As we noted in the first installment of this post, the practice of spreading up to eight rods across the front of your boat and then slowly presenting a spread of baits in a vertical presentation offers an effective way to target late spring-summer crappie under docks, in brush piles and over ledges.
Jigs and/or bare-hooked minnows will tempt the fish, but the management of 12- to 14-foot rods from which those baits suspend merits consideration in two main areas:
Rod rack systems vary and some like the simplicity of a fixed T-bar design with individual holders that move side to side for spacing adjustment. For optimal control of each rod’s position Crappie tournament pro Whitey Outlaw uses the Driftmaster Crappie Stalker system (driftmaster.com) with individual rod holders independently mounted to his deck. Each collapsible holder moves laterally for spacing, as well as forward and backward for specific angles.

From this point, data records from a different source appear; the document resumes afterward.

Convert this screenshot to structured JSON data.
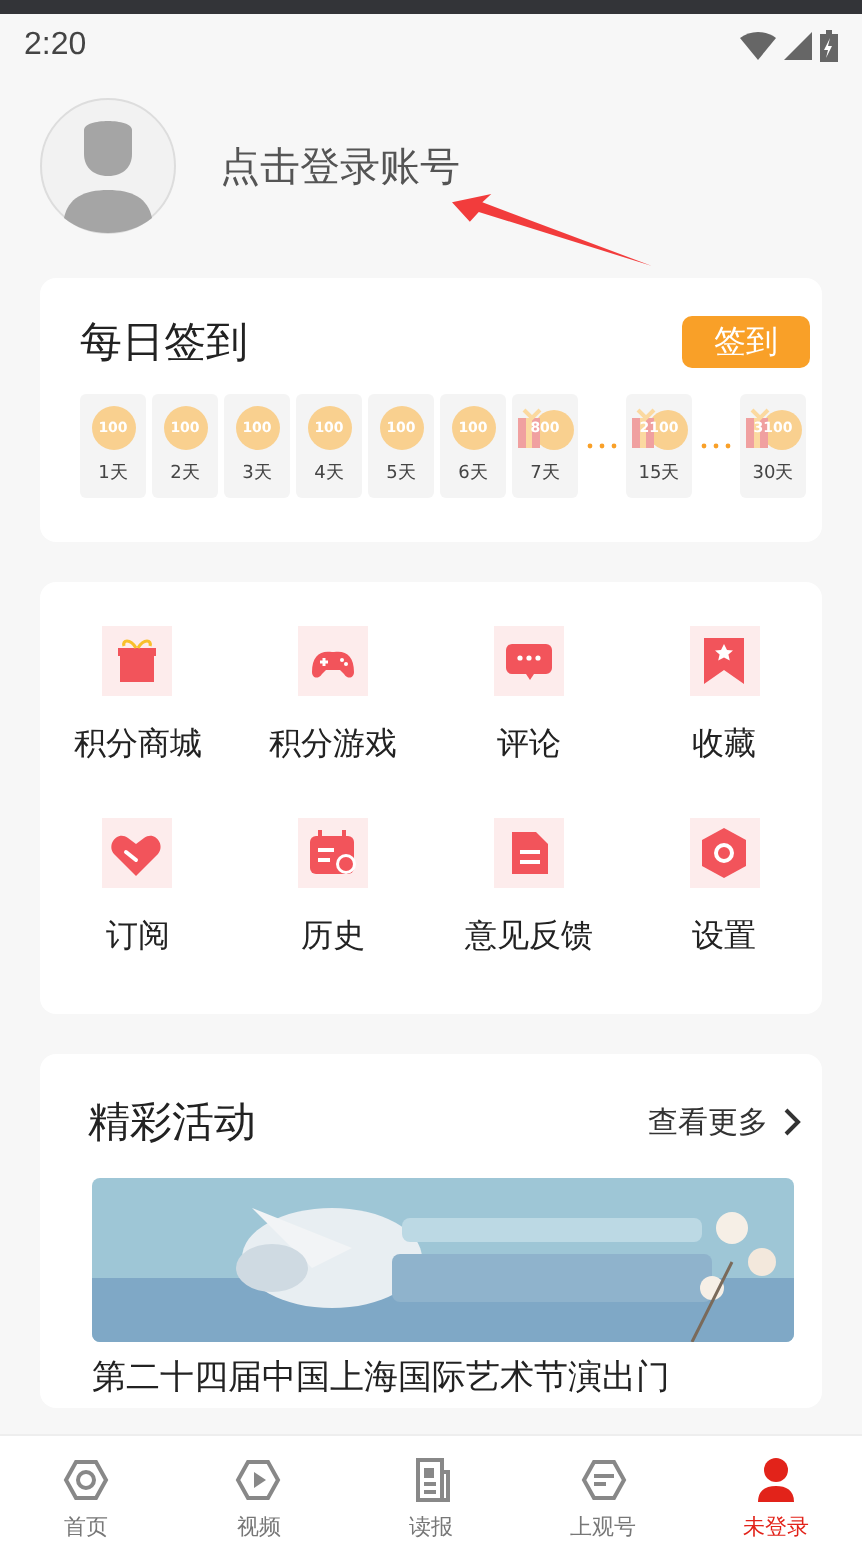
{
  "status_bar": {
    "time": "2:20"
  },
  "profile": {
    "login_prompt": "点击登录账号"
  },
  "checkin": {
    "title": "每日签到",
    "button": "签到",
    "days": [
      {
        "kind": "coin",
        "reward": "100",
        "day": "1天"
      },
      {
        "kind": "coin",
        "reward": "100",
        "day": "2天"
      },
      {
        "kind": "coin",
        "reward": "100",
        "day": "3天"
      },
      {
        "kind": "coin",
        "reward": "100",
        "day": "4天"
      },
      {
        "kind": "coin",
        "reward": "100",
        "day": "5天"
      },
      {
        "kind": "coin",
        "reward": "100",
        "day": "6天"
      },
      {
        "kind": "gift",
        "reward": "800",
        "day": "7天"
      },
      {
        "kind": "gap"
      },
      {
        "kind": "gift",
        "reward": "2100",
        "day": "15天"
      },
      {
        "kind": "gap"
      },
      {
        "kind": "gift",
        "reward": "3100",
        "day": "30天"
      }
    ]
  },
  "features": [
    {
      "kind": "gift",
      "label": "积分商城"
    },
    {
      "kind": "gamepad",
      "label": "积分游戏"
    },
    {
      "kind": "comment",
      "label": "评论"
    },
    {
      "kind": "bookmark",
      "label": "收藏"
    },
    {
      "kind": "heart",
      "label": "订阅"
    },
    {
      "kind": "calendar",
      "label": "历史"
    },
    {
      "kind": "document",
      "label": "意见反馈"
    },
    {
      "kind": "hexagon",
      "label": "设置"
    }
  ],
  "activities": {
    "title": "精彩活动",
    "more": "查看更多",
    "items": [
      {
        "kind": "picture",
        "title": "第二十四届中国上海国际艺术节演出门"
      }
    ]
  },
  "bottom_nav": [
    {
      "kind": "home",
      "label": "首页",
      "selected": false
    },
    {
      "kind": "video",
      "label": "视频",
      "selected": false
    },
    {
      "kind": "paper",
      "label": "读报",
      "selected": false
    },
    {
      "kind": "channel",
      "label": "上观号",
      "selected": false
    },
    {
      "kind": "user",
      "label": "未登录",
      "selected": true
    }
  ]
}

You’ll often need to adjust for daily conditions and boat weight (number of anglers, fuel, gear), but personal space also matters. With a 2-person team, each may prefer different rod spacing and distance. Versatile rod holders address all considerations. Another option: Tite-Lok Widow Maker.
You’ll also want to consider where you’ll put those rods when not in use – i.e. running to and from fishing spots. Much longer than bass rods, crappie poles won’t just lie neatly on the front deck, while stacking them next to the passenger seat can yield frustrating entanglements.

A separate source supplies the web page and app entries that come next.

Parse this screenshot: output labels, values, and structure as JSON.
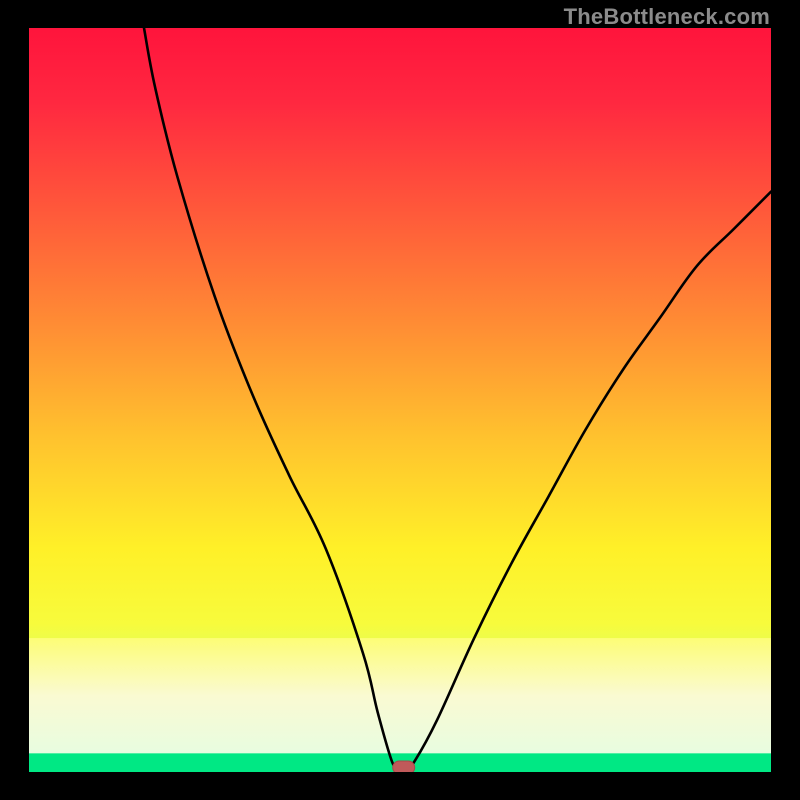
{
  "watermark": "TheBottleneck.com",
  "chart_data": {
    "type": "line",
    "title": "",
    "xlabel": "",
    "ylabel": "",
    "xlim": [
      0,
      100
    ],
    "ylim": [
      0,
      100
    ],
    "gradient_stops": [
      {
        "offset": 0.0,
        "color": "#ff143c"
      },
      {
        "offset": 0.1,
        "color": "#ff2840"
      },
      {
        "offset": 0.25,
        "color": "#ff5a3a"
      },
      {
        "offset": 0.4,
        "color": "#ff8d34"
      },
      {
        "offset": 0.55,
        "color": "#ffc22e"
      },
      {
        "offset": 0.7,
        "color": "#fff028"
      },
      {
        "offset": 0.8,
        "color": "#f7fb3c"
      },
      {
        "offset": 0.9,
        "color": "#ccff7a"
      },
      {
        "offset": 0.95,
        "color": "#7dffb0"
      },
      {
        "offset": 1.0,
        "color": "#00e884"
      }
    ],
    "series": [
      {
        "name": "bottleneck-curve",
        "x": [
          15.5,
          17,
          20,
          25,
          30,
          35,
          40,
          45,
          47,
          49,
          50,
          51,
          52,
          55,
          60,
          65,
          70,
          75,
          80,
          85,
          90,
          95,
          100
        ],
        "y": [
          100,
          92,
          80,
          64,
          51,
          40,
          30,
          16,
          8,
          1.2,
          0.6,
          0.6,
          1.5,
          7,
          18,
          28,
          37,
          46,
          54,
          61,
          68,
          73,
          78
        ]
      }
    ],
    "marker": {
      "x": 50.5,
      "y": 0.6,
      "color_fill": "#c05a5a",
      "color_stroke": "#a84848"
    },
    "green_band": {
      "y_from": 0,
      "y_to": 2.5
    },
    "pale_band": {
      "y_from": 2.5,
      "y_to": 18
    }
  }
}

Elevated, locking rod racks like the Rod-Safe or Driftmaster Rod Locker blend convenience with security for a space-conscious and orderly method of rod storage.

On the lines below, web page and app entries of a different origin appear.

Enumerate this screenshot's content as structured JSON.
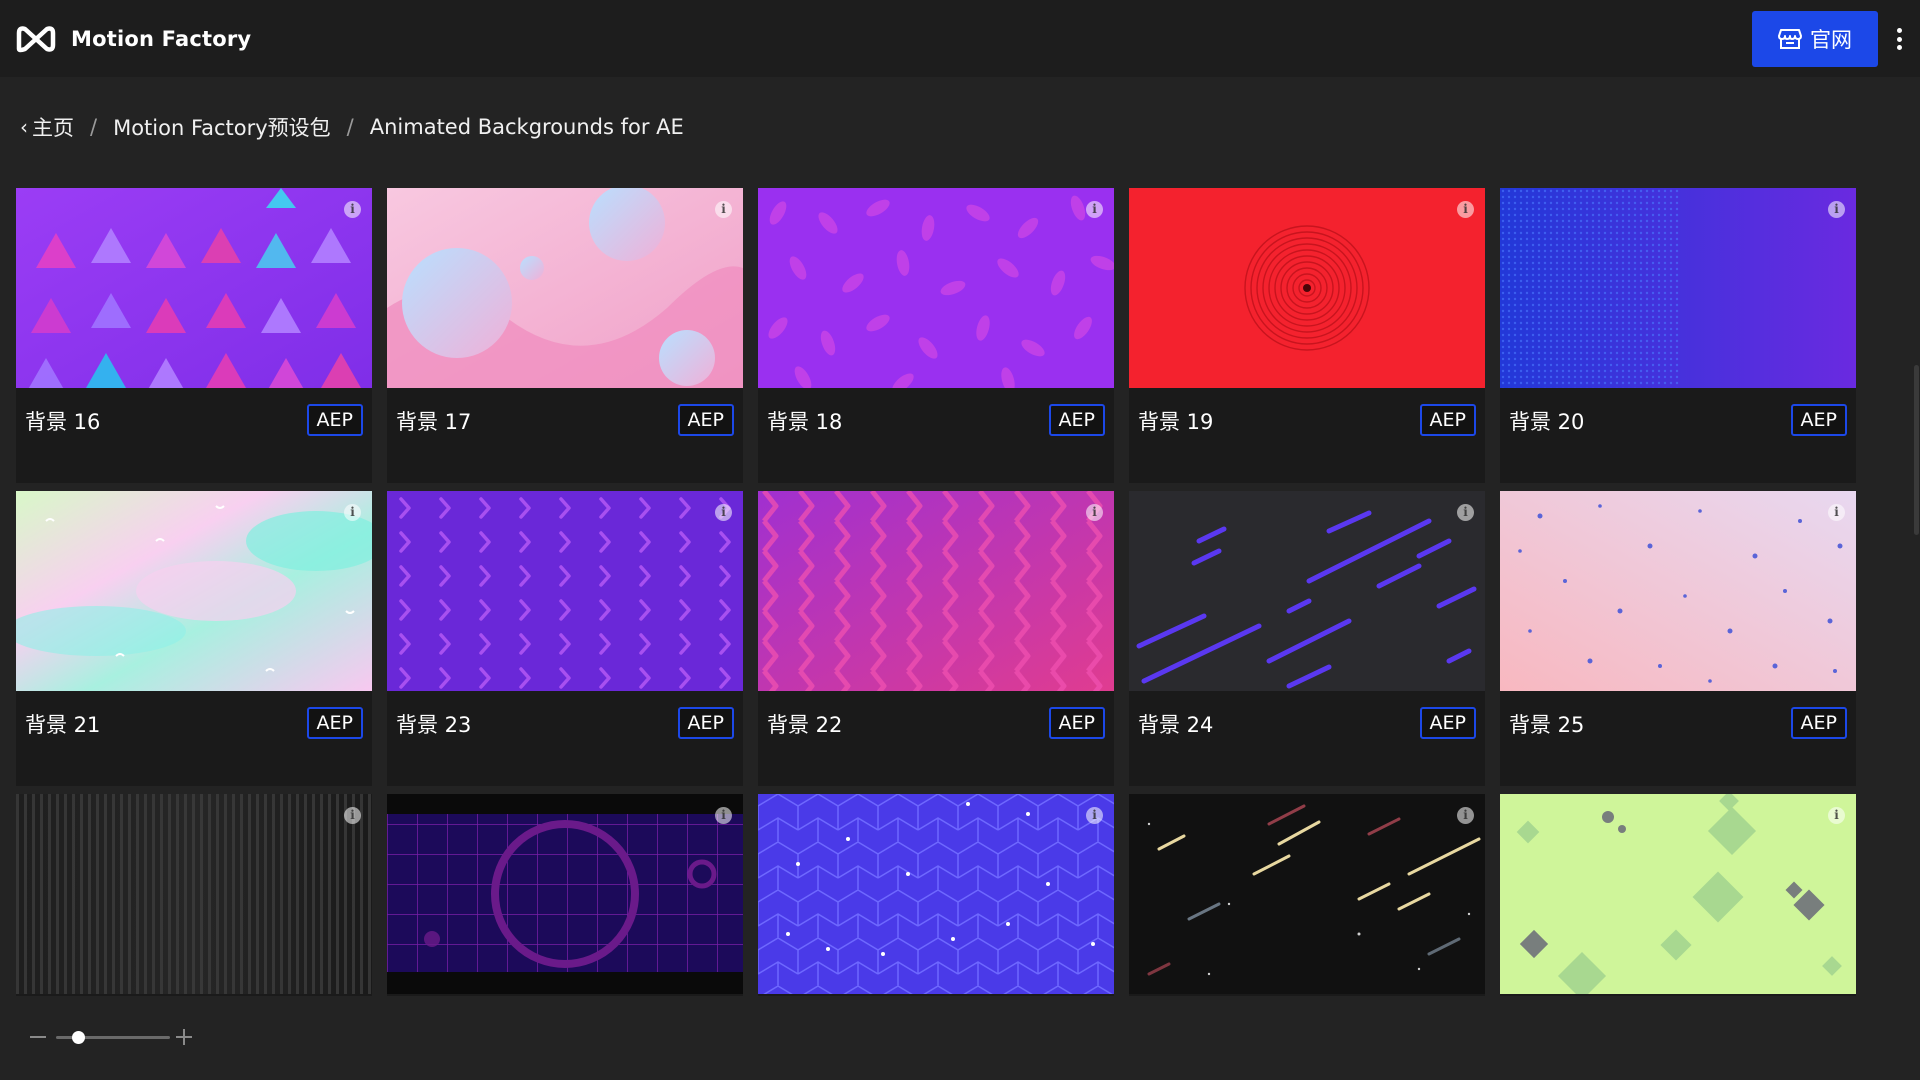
{
  "header": {
    "app_name": "Motion Factory",
    "official_site_label": "官网"
  },
  "breadcrumb": {
    "home": "主页",
    "pack": "Motion Factory预设包",
    "current": "Animated Backgrounds for AE"
  },
  "presets": [
    {
      "title": "背景 16",
      "format": "AEP",
      "thumbnail": "triangle-pattern-purple"
    },
    {
      "title": "背景 17",
      "format": "AEP",
      "thumbnail": "pastel-bubbles-pink"
    },
    {
      "title": "背景 18",
      "format": "AEP",
      "thumbnail": "purple-ovals"
    },
    {
      "title": "背景 19",
      "format": "AEP",
      "thumbnail": "red-concentric-rings"
    },
    {
      "title": "背景 20",
      "format": "AEP",
      "thumbnail": "blue-halftone-gradient"
    },
    {
      "title": "背景 21",
      "format": "AEP",
      "thumbnail": "holographic-pastel"
    },
    {
      "title": "背景 23",
      "format": "AEP",
      "thumbnail": "violet-chevrons"
    },
    {
      "title": "背景 22",
      "format": "AEP",
      "thumbnail": "magenta-zigzag"
    },
    {
      "title": "背景 24",
      "format": "AEP",
      "thumbnail": "dark-blue-streaks"
    },
    {
      "title": "背景 25",
      "format": "AEP",
      "thumbnail": "pink-dots"
    },
    {
      "title": "",
      "format": "",
      "thumbnail": "dark-vertical-lines"
    },
    {
      "title": "",
      "format": "",
      "thumbnail": "synthwave-grid-circle"
    },
    {
      "title": "",
      "format": "",
      "thumbnail": "blue-geometric-pattern"
    },
    {
      "title": "",
      "format": "",
      "thumbnail": "starfield-streaks"
    },
    {
      "title": "",
      "format": "",
      "thumbnail": "lime-diamonds"
    }
  ],
  "zoom": {
    "level": 0.2
  },
  "colors": {
    "accent": "#1c48e8",
    "background": "#232323",
    "header": "#1d1d1d"
  }
}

Manager your rods and you’ll find spider rigging more productive.